A wealth of literature has shed light on religious, philosophical, scientific and medical concepts of extraordinary bodies, wonders and monsters in the sixteenth, seventeenth and eighteenth centuries. Lorraine Daston and Katharine Park have been tremendously influential with their Wonders and the order of nature (1998) and in many ways contributed to our understanding of emotions and the monstrous before 1750. One of their suggestions is that there was no disenchantment, or clear pattern of naturalization, of monsters in the seventeenth and eighteenth centuries.

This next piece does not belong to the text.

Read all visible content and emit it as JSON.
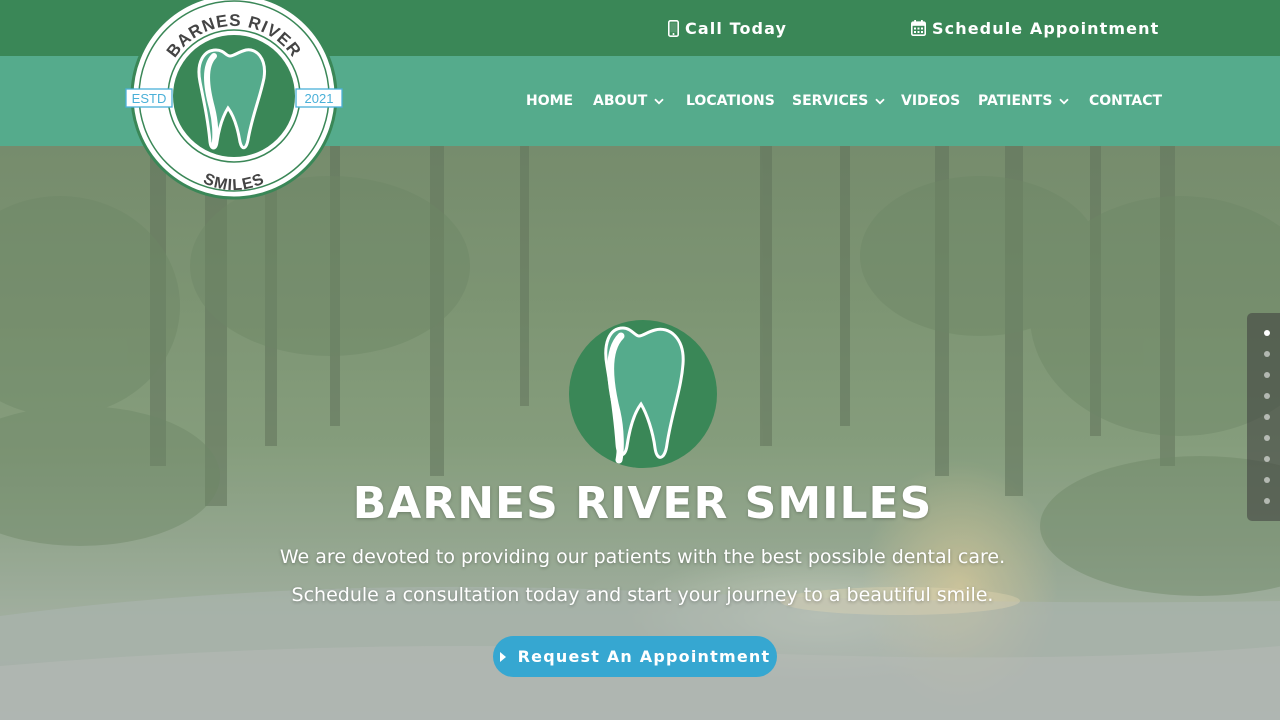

Monstrous births were explained by natural causes, such as a narrow womb or an excess of seed, already by medieval writers whereas they could still be read as divine signs in the late seventeenth century. No linear story took monsters from an older religious framework to a newer naturalistic one or from prodigies to wonders to naturalized objects. Wonders eventually lost their position as cherished elements in European elite culture but that had nothing to do with secularization, the “rise of science”, or some triumph of rational thinking. Rather, the emergence of strict norms and absolute regularity, both of nature’s customs and God’s rules, is a better description of this shift. Nature’s habits hardened into inviolable laws in the late seventeenth century and Daston and Park picture “the subordination of anomalies to watertight natural laws, of nature to God, and of citizens and Christians to established authority”. Monsters became, in an anatomical framework, regarded as organisms that had failed to achieve their perfect final form. Their value now depended, not as earlier on their rarity or singularity, but on the body’s capacity to reveal still more rigid regularities in nature.
The history of monsters as submitted, not to secular powers, but to strict norms in early eighteenth century nature, culture and religion is intriguing and a number of questions can be raised. Were all bodies normalized by 1750 or can monsters still be found in science and medicine in the late eighteenth century? What else do we know about bodies and breaches of the expected in the early modern period? In the field of the deviant, has there been a general shift from natural rules to moral orders, from bodies to behavior? What other aspects of corporeality are there that can help us frame early modern nature and culture, to grasp its orders and disorders?
The purpose of this workshop is to bring together scholars from different fields to discuss current research on extraordinary bodies in natural history, medicine, law, religion, philosophy, and travel literature in the early modern period. It will comprise of paper presentations and a concluding general discussion.

Call for Papers

We especially welcome research relating to topics such as:
  • Concepts of monsters in natural philosophy/history and medicine
  • Transgressions – species, individuals, elements, life and death
  • Anatomy, embryology and obstetrics
  • Bestiality, violations of the law
  • Emblematic bodies, signs and religion
  • Witnessing the extraordinary, emotions and perceptions
  • Visual cultures of the early modern body
  • Physical deviances and the law
  • Pregnancies, births and midwifery
  • Normalization and medicalization
  • Collections of wonders and curiosities
  • Classification
  • Moral and natural rules and orders
  • Embryos in medical research and education
  • Linnaeus, wonders and paradoxes of nature
  • Travel and the meaning of distant and exotic bodies
  • The politics of monster history
Abstracts for papers of 200-300 words should be submitted no later than June 1, 2017 to Helena Franzén. Please provide your full name, institutional affiliation, and contact details.

The format of the workshop will not allow for more than c. 10 papers. We will select the abstracts to be presented at the meeting considering original research and relevance to the theme of the workshop. By June 15, 2017 applicants will be notified if their papers have been accepted or not.